----- Data for this exercise

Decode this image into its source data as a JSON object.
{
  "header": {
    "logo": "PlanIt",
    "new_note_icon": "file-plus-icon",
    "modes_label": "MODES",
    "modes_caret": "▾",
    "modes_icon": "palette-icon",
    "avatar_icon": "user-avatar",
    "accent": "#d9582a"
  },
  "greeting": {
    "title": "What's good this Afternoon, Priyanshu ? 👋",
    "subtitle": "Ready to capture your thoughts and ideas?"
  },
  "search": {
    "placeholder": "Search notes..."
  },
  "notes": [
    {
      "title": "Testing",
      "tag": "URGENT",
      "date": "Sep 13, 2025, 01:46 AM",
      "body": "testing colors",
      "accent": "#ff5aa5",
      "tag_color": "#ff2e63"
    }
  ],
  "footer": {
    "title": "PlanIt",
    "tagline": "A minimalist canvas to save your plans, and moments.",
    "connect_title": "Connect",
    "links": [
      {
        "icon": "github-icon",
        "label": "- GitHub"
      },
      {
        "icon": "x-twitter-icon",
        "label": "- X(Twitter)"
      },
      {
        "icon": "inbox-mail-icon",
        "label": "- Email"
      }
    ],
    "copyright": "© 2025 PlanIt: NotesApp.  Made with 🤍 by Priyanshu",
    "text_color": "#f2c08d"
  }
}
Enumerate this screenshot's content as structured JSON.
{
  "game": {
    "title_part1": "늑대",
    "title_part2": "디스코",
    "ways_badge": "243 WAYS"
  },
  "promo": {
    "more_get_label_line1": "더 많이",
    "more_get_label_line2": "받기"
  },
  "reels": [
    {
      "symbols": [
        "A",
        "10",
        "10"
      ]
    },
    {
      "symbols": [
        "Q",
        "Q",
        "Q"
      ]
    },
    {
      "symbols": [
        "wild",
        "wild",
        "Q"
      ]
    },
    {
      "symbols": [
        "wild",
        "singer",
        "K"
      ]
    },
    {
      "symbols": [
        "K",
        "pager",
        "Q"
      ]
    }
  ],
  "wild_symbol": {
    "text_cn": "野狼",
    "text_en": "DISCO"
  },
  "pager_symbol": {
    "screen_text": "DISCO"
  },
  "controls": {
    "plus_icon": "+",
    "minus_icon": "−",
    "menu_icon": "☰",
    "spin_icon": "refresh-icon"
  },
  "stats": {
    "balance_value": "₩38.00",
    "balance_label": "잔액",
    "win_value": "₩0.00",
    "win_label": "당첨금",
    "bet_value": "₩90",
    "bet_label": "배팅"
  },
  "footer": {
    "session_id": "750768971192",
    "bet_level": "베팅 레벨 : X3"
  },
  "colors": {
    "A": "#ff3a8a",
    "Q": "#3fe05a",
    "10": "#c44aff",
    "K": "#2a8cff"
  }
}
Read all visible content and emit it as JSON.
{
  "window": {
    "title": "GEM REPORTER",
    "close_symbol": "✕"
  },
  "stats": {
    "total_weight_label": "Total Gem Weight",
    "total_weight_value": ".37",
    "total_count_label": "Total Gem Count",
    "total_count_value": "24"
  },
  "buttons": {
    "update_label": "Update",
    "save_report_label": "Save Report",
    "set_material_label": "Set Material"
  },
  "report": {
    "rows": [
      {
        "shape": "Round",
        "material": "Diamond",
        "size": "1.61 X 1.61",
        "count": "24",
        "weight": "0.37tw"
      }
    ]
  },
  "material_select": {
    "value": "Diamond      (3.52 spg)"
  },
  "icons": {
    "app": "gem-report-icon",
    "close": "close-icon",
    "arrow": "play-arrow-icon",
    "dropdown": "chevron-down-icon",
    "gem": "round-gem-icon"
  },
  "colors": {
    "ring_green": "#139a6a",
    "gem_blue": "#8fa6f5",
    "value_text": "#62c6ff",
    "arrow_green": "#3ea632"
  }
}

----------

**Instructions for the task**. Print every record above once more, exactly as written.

**Response to this exercise**.
Decode this image into its source data as a JSON object.
{
  "header": {
    "logo": "PlanIt",
    "new_note_icon": "file-plus-icon",
    "modes_label": "MODES",
    "modes_caret": "▾",
    "modes_icon": "palette-icon",
    "avatar_icon": "user-avatar",
    "accent": "#d9582a"
  },
  "greeting": {
    "title": "What's good this Afternoon, Priyanshu ? 👋",
    "subtitle": "Ready to capture your thoughts and ideas?"
  },
  "search": {
    "placeholder": "Search notes..."
  },
  "notes": [
    {
      "title": "Testing",
      "tag": "URGENT",
      "date": "Sep 13, 2025, 01:46 AM",
      "body": "testing colors",
      "accent": "#ff5aa5",
      "tag_color": "#ff2e63"
    }
  ],
  "footer": {
    "title": "PlanIt",
    "tagline": "A minimalist canvas to save your plans, and moments.",
    "connect_title": "Connect",
    "links": [
      {
        "icon": "github-icon",
        "label": "- GitHub"
      },
      {
        "icon": "x-twitter-icon",
        "label": "- X(Twitter)"
      },
      {
        "icon": "inbox-mail-icon",
        "label": "- Email"
      }
    ],
    "copyright": "© 2025 PlanIt: NotesApp.  Made with 🤍 by Priyanshu",
    "text_color": "#f2c08d"
  }
}
Enumerate this screenshot's content as structured JSON.
{
  "game": {
    "title_part1": "늑대",
    "title_part2": "디스코",
    "ways_badge": "243 WAYS"
  },
  "promo": {
    "more_get_label_line1": "더 많이",
    "more_get_label_line2": "받기"
  },
  "reels": [
    {
      "symbols": [
        "A",
        "10",
        "10"
      ]
    },
    {
      "symbols": [
        "Q",
        "Q",
        "Q"
      ]
    },
    {
      "symbols": [
        "wild",
        "wild",
        "Q"
      ]
    },
    {
      "symbols": [
        "wild",
        "singer",
        "K"
      ]
    },
    {
      "symbols": [
        "K",
        "pager",
        "Q"
      ]
    }
  ],
  "wild_symbol": {
    "text_cn": "野狼",
    "text_en": "DISCO"
  },
  "pager_symbol": {
    "screen_text": "DISCO"
  },
  "controls": {
    "plus_icon": "+",
    "minus_icon": "−",
    "menu_icon": "☰",
    "spin_icon": "refresh-icon"
  },
  "stats": {
    "balance_value": "₩38.00",
    "balance_label": "잔액",
    "win_value": "₩0.00",
    "win_label": "당첨금",
    "bet_value": "₩90",
    "bet_label": "배팅"
  },
  "footer": {
    "session_id": "750768971192",
    "bet_level": "베팅 레벨 : X3"
  },
  "colors": {
    "A": "#ff3a8a",
    "Q": "#3fe05a",
    "10": "#c44aff",
    "K": "#2a8cff"
  }
}
Read all visible content and emit it as JSON.
{
  "window": {
    "title": "GEM REPORTER",
    "close_symbol": "✕"
  },
  "stats": {
    "total_weight_label": "Total Gem Weight",
    "total_weight_value": ".37",
    "total_count_label": "Total Gem Count",
    "total_count_value": "24"
  },
  "buttons": {
    "update_label": "Update",
    "save_report_label": "Save Report",
    "set_material_label": "Set Material"
  },
  "report": {
    "rows": [
      {
        "shape": "Round",
        "material": "Diamond",
        "size": "1.61 X 1.61",
        "count": "24",
        "weight": "0.37tw"
      }
    ]
  },
  "material_select": {
    "value": "Diamond      (3.52 spg)"
  },
  "icons": {
    "app": "gem-report-icon",
    "close": "close-icon",
    "arrow": "play-arrow-icon",
    "dropdown": "chevron-down-icon",
    "gem": "round-gem-icon"
  },
  "colors": {
    "ring_green": "#139a6a",
    "gem_blue": "#8fa6f5",
    "value_text": "#62c6ff",
    "arrow_green": "#3ea632"
  }
}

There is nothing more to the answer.